Intel Unveils Optane SSD DC P4800X Series For Data Centres
Intel on Sunday introduced its first Optane “3D XPoint” (pronounced 3D Crosspoint) storage product, the SSD DC P4800X for the PCI Express or NVMe slots in servers. It’s basically a datacenter-focused product with high read/write loads and low latency, and can also be used as RAM. Its primary beneficiaries are data centres and companies that require high-speed storage and store huge amounts of data.
The new Intel Optane SSD DC P4800X Series will drive new solutions with applications such as artificial intelligence and machine learning, faster trading, deeper insights into medical scans, and expands the reach of cloud computing solutions.
Intel also promises higher endurance than your typical SSD. The inaugural Optane model can withstand stresses normally associated with RAM, writing about 12.3 petabytes of data in its lifespan.
“Delivering an industry-leading combination of low latency, ultra endurance, high QoS, and high throughput, the Intel Optane SSD DC P4800X Series is the most responsive data center SSD. Built with the revolutionary new 3D XPoint memory media, the SSD DC P4800X is the first product to combine the attributes of memory and storage. This innovative solution is optimized to break through storage bottlenecks by providing a new data tier. It accelerates applications for fast caching and storage, increases scale per server, and reduces transaction costs for latency sensitive workloads. In addition, data centers can now also deploy bigger and more affordable datasets to gain new insights from large memory pools,” said the company.

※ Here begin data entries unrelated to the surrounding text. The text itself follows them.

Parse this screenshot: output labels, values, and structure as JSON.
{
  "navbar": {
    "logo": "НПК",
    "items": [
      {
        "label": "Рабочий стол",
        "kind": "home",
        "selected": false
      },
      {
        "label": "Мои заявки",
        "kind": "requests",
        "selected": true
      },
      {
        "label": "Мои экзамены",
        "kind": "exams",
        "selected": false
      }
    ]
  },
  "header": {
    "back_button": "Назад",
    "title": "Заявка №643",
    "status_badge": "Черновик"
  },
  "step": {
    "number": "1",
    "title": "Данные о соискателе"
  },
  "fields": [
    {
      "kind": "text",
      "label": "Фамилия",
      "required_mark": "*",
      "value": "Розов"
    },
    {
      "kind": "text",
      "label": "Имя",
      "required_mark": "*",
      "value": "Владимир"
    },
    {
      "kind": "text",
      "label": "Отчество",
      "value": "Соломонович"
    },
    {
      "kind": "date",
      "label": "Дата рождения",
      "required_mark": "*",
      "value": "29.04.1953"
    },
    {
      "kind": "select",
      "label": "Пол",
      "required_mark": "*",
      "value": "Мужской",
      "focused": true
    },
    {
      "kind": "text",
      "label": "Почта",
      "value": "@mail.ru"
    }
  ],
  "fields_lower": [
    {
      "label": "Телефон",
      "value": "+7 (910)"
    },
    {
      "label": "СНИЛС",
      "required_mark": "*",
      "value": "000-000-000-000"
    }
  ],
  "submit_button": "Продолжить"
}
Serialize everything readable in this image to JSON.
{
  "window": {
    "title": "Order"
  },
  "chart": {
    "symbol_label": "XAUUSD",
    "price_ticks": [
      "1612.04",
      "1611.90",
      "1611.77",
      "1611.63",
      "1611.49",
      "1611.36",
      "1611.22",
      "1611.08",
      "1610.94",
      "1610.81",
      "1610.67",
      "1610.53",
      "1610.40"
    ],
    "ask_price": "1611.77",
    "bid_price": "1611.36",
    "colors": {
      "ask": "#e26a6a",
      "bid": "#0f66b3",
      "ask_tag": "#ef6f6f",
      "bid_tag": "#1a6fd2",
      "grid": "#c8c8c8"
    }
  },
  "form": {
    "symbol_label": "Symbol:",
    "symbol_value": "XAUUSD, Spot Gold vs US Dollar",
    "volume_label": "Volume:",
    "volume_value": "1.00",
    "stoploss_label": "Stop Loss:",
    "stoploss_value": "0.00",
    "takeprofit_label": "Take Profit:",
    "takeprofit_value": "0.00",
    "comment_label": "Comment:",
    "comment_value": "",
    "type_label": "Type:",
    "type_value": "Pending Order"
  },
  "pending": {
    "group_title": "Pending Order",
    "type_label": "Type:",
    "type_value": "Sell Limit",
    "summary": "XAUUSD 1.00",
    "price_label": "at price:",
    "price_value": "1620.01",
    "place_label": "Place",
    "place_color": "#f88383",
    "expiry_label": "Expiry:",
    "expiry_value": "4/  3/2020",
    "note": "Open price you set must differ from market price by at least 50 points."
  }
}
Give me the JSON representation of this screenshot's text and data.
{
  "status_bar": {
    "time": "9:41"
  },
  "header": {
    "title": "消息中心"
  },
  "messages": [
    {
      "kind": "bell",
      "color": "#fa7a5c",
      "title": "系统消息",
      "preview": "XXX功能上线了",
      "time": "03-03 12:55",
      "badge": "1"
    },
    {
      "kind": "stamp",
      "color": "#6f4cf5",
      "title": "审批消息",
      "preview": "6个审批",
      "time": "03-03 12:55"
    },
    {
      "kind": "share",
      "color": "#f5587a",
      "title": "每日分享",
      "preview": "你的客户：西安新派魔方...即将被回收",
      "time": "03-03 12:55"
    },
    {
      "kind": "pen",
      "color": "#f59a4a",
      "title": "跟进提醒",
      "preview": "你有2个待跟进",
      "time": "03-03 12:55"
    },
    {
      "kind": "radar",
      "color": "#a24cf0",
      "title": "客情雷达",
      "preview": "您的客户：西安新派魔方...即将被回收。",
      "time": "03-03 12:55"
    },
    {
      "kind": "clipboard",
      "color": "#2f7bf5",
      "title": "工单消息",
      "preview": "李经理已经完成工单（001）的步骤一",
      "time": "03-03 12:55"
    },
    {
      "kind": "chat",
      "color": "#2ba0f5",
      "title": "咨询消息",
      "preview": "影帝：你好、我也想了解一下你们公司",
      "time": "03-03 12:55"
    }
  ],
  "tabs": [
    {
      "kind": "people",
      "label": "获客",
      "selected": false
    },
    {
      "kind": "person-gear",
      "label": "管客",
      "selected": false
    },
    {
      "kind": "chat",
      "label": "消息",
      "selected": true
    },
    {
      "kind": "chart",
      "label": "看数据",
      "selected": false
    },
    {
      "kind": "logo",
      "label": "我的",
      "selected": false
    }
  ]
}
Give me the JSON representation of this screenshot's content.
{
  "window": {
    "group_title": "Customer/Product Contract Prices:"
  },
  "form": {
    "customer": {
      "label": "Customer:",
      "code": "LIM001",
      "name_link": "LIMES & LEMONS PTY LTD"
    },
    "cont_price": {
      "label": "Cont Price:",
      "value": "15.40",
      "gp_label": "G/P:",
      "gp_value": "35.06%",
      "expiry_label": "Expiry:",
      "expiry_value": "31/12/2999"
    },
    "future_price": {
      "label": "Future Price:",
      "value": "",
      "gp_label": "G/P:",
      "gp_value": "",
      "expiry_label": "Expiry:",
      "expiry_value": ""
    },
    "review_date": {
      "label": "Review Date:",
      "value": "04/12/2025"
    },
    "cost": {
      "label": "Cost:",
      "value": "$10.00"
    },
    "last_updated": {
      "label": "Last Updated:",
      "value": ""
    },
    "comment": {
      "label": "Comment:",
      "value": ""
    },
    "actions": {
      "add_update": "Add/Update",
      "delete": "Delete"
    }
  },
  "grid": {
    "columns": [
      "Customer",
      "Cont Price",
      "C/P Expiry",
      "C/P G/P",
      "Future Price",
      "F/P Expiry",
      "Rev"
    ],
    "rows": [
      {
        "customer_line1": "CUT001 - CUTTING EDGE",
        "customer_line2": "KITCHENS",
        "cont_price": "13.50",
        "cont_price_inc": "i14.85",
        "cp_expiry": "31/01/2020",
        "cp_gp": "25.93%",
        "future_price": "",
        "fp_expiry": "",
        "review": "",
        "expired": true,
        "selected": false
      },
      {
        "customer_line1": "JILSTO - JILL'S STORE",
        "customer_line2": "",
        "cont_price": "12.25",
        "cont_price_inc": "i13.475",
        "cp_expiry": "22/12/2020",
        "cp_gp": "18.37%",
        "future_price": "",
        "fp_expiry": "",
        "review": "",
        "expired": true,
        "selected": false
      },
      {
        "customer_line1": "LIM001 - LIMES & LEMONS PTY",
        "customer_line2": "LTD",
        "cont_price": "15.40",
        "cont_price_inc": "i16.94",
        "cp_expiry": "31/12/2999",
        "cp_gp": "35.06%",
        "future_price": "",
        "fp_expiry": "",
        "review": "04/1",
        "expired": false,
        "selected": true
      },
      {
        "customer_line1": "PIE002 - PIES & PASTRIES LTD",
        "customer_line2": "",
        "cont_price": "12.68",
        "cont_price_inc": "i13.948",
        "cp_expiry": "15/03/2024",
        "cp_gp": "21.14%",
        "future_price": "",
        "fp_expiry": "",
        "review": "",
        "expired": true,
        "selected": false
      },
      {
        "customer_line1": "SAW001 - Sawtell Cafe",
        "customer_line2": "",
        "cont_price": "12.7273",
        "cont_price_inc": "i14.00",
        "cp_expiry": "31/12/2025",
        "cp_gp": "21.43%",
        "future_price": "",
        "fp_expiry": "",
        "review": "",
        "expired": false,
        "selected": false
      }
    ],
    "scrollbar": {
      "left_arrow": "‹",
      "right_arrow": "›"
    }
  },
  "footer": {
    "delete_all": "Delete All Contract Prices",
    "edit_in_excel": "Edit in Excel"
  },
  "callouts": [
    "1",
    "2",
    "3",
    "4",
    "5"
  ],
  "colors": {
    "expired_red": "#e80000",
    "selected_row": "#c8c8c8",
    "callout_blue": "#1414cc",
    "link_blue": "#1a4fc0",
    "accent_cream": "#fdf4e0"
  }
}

Intel is offering the 375GB P4800X in PCIe add-in card form factor for $1520 starting yesterday with a limited early-ship program, which will be followed by the broad availability in later 2017. During the second half of the year, a 375GB U.2 model will ship, as well as a 750GB add-in card, according to Ars Technica. The company also intends to release a 1.5TB PCIe card, and 750GB and 1.5TB U.2 stick in the second half of 2017.
Source: Ars Technica